# Record extracts
= Beginning of Section =

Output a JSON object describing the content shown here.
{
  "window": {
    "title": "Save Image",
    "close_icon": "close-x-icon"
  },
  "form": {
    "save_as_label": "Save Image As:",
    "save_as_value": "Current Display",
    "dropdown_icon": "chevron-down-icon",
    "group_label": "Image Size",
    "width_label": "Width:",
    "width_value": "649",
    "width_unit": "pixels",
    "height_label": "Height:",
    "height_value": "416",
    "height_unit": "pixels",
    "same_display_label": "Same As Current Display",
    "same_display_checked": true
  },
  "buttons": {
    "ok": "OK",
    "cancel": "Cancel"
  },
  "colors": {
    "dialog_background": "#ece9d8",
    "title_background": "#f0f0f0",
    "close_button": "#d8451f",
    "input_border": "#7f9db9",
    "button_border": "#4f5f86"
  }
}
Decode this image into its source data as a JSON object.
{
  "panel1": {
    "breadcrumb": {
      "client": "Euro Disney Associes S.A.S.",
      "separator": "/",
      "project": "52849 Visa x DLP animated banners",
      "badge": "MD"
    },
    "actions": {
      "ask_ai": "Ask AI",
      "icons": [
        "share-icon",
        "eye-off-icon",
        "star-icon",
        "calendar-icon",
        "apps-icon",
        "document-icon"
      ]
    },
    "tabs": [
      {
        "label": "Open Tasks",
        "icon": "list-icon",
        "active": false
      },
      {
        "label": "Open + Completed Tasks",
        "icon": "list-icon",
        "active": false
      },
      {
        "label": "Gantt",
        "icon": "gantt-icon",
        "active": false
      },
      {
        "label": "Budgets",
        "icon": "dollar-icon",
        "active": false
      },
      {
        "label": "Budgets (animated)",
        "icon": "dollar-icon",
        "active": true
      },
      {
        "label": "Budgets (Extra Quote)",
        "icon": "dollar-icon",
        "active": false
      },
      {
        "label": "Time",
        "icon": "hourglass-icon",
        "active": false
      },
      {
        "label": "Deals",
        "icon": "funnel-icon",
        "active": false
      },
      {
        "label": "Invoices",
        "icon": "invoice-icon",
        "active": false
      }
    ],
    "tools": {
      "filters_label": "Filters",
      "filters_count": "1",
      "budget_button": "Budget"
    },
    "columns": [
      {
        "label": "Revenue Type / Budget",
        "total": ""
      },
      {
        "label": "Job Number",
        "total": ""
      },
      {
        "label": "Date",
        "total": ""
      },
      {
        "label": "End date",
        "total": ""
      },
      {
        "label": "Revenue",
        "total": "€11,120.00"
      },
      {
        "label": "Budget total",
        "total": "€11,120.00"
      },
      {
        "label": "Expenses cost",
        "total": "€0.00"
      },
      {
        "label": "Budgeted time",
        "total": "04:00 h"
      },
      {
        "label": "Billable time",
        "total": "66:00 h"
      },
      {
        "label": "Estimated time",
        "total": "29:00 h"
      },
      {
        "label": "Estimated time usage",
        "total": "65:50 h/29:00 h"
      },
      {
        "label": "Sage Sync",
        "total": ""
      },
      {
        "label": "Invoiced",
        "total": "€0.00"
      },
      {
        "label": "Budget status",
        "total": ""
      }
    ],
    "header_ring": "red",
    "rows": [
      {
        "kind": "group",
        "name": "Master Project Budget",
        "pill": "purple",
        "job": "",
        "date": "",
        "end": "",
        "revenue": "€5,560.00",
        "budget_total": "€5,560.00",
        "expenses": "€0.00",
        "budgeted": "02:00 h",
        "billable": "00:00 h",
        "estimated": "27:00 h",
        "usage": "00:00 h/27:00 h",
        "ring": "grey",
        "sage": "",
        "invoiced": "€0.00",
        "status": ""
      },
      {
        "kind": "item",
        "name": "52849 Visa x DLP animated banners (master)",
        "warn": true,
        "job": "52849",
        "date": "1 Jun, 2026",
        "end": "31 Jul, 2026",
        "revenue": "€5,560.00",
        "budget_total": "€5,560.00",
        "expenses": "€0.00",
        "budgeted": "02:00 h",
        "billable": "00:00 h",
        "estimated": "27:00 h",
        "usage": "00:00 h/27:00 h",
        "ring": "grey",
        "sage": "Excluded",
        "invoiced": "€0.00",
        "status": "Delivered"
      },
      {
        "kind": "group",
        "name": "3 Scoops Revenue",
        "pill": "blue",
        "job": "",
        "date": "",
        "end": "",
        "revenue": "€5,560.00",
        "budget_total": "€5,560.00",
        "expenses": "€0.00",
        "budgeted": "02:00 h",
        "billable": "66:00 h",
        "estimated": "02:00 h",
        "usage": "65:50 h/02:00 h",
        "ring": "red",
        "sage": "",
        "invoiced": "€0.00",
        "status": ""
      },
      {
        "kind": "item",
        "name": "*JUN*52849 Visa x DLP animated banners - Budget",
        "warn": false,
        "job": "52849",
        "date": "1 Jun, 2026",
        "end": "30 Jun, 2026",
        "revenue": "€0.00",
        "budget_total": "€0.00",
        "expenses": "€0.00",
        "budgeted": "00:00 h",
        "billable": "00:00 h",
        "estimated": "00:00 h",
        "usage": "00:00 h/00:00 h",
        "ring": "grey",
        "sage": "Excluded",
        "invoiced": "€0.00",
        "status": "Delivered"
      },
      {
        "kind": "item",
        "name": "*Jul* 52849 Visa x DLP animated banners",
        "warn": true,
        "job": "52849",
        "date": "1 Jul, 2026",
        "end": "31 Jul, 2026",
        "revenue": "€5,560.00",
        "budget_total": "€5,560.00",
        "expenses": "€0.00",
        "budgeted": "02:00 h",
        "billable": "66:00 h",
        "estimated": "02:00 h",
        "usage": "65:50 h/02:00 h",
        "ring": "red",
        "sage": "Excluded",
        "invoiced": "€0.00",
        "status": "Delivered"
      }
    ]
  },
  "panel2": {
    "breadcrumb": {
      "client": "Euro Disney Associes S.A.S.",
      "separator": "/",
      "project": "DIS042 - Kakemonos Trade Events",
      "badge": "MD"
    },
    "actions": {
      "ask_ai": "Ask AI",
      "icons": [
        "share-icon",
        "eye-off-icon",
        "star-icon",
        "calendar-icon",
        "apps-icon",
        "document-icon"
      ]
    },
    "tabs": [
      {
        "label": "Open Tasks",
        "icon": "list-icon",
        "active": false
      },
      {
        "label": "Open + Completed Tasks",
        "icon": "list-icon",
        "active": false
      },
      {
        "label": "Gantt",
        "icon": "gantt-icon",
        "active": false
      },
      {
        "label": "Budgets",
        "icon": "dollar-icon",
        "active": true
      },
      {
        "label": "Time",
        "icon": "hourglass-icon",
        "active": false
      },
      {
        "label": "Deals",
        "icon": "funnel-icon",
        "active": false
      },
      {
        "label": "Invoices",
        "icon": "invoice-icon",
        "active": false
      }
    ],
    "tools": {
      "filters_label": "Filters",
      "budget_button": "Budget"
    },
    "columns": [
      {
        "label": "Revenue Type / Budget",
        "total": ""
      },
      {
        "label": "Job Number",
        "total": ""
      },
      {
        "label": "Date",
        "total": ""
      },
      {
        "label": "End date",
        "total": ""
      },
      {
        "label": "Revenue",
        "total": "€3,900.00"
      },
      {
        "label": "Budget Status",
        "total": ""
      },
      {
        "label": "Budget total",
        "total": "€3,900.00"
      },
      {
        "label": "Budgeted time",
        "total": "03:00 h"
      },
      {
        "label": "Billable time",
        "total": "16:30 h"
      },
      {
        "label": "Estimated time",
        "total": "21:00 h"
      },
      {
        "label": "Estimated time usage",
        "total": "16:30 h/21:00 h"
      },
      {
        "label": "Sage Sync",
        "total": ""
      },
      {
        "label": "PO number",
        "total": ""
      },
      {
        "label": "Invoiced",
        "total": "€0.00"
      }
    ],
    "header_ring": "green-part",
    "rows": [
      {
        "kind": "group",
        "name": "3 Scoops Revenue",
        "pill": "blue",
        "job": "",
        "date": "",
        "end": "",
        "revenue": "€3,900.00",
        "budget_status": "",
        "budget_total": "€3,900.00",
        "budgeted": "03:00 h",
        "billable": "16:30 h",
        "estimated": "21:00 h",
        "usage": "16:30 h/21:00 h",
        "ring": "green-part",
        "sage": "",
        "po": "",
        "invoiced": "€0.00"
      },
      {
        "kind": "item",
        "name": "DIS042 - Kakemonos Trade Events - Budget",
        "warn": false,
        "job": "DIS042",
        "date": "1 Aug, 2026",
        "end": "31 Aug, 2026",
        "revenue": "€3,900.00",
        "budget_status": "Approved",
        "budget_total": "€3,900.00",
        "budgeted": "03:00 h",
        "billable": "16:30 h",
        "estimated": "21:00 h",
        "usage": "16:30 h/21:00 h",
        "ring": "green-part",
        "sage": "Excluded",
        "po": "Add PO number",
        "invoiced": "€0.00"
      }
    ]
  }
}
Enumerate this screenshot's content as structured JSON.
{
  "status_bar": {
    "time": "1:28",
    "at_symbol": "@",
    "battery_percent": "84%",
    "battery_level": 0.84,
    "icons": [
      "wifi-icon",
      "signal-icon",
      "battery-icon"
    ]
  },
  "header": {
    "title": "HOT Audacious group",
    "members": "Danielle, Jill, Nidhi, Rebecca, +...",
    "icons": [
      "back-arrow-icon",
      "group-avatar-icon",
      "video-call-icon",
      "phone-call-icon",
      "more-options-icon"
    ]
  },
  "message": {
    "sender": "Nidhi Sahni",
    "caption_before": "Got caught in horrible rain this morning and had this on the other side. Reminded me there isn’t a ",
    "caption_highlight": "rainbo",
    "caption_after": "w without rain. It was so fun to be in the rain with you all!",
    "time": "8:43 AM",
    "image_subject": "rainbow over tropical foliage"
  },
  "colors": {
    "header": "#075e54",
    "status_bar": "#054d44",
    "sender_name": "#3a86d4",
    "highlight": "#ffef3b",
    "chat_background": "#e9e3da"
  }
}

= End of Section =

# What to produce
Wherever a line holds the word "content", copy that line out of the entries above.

# Output of the exercise
Output a JSON object describing the content shown here.
Enumerate this screenshot's content as structured JSON.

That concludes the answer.